▸ PROMPT
The pictures are to be omitted when the entries are reproduced exactly.

[Element data from apps and pages]
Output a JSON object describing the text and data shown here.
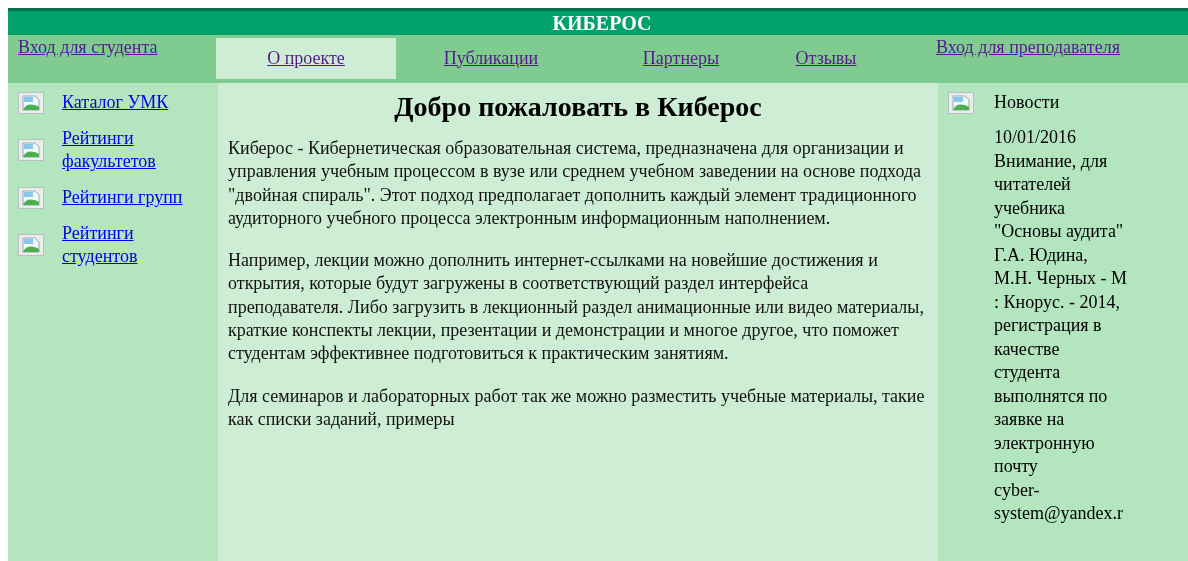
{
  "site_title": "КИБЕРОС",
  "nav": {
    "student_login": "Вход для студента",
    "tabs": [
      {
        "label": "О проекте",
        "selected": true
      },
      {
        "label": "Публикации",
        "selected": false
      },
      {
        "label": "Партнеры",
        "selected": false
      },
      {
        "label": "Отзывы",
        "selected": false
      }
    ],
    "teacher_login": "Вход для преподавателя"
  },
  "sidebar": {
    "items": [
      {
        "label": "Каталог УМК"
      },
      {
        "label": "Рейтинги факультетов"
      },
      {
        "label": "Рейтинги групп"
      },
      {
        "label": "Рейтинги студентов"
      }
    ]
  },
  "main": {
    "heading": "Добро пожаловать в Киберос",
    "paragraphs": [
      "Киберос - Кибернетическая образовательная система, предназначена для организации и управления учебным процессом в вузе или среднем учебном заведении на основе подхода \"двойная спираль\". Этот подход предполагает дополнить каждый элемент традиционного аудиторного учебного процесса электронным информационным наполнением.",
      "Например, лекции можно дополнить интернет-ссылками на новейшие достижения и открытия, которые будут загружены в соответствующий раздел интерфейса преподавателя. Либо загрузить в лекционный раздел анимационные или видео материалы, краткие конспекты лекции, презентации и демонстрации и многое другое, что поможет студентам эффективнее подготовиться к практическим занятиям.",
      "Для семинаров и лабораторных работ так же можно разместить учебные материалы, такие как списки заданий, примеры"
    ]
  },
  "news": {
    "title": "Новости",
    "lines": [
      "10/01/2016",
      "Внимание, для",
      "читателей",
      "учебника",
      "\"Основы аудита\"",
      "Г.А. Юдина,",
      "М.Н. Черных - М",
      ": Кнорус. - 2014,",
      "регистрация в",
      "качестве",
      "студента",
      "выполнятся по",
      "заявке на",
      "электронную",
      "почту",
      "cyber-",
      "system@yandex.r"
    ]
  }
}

▸ RESPONSE AREA
Output a JSON object describing the text and data shown here.
{
  "site_title": "КИБЕРОС",
  "nav": {
    "student_login": "Вход для студента",
    "tabs": [
      {
        "label": "О проекте",
        "selected": true
      },
      {
        "label": "Публикации",
        "selected": false
      },
      {
        "label": "Партнеры",
        "selected": false
      },
      {
        "label": "Отзывы",
        "selected": false
      }
    ],
    "teacher_login": "Вход для преподавателя"
  },
  "sidebar": {
    "items": [
      {
        "label": "Каталог УМК"
      },
      {
        "label": "Рейтинги факультетов"
      },
      {
        "label": "Рейтинги групп"
      },
      {
        "label": "Рейтинги студентов"
      }
    ]
  },
  "main": {
    "heading": "Добро пожаловать в Киберос",
    "paragraphs": [
      "Киберос - Кибернетическая образовательная система, предназначена для организации и управления учебным процессом в вузе или среднем учебном заведении на основе подхода \"двойная спираль\". Этот подход предполагает дополнить каждый элемент традиционного аудиторного учебного процесса электронным информационным наполнением.",
      "Например, лекции можно дополнить интернет-ссылками на новейшие достижения и открытия, которые будут загружены в соответствующий раздел интерфейса преподавателя. Либо загрузить в лекционный раздел анимационные или видео материалы, краткие конспекты лекции, презентации и демонстрации и многое другое, что поможет студентам эффективнее подготовиться к практическим занятиям.",
      "Для семинаров и лабораторных работ так же можно разместить учебные материалы, такие как списки заданий, примеры"
    ]
  },
  "news": {
    "title": "Новости",
    "lines": [
      "10/01/2016",
      "Внимание, для",
      "читателей",
      "учебника",
      "\"Основы аудита\"",
      "Г.А. Юдина,",
      "М.Н. Черных - М",
      ": Кнорус. - 2014,",
      "регистрация в",
      "качестве",
      "студента",
      "выполнятся по",
      "заявке на",
      "электронную",
      "почту",
      "cyber-",
      "system@yandex.r"
    ]
  }
}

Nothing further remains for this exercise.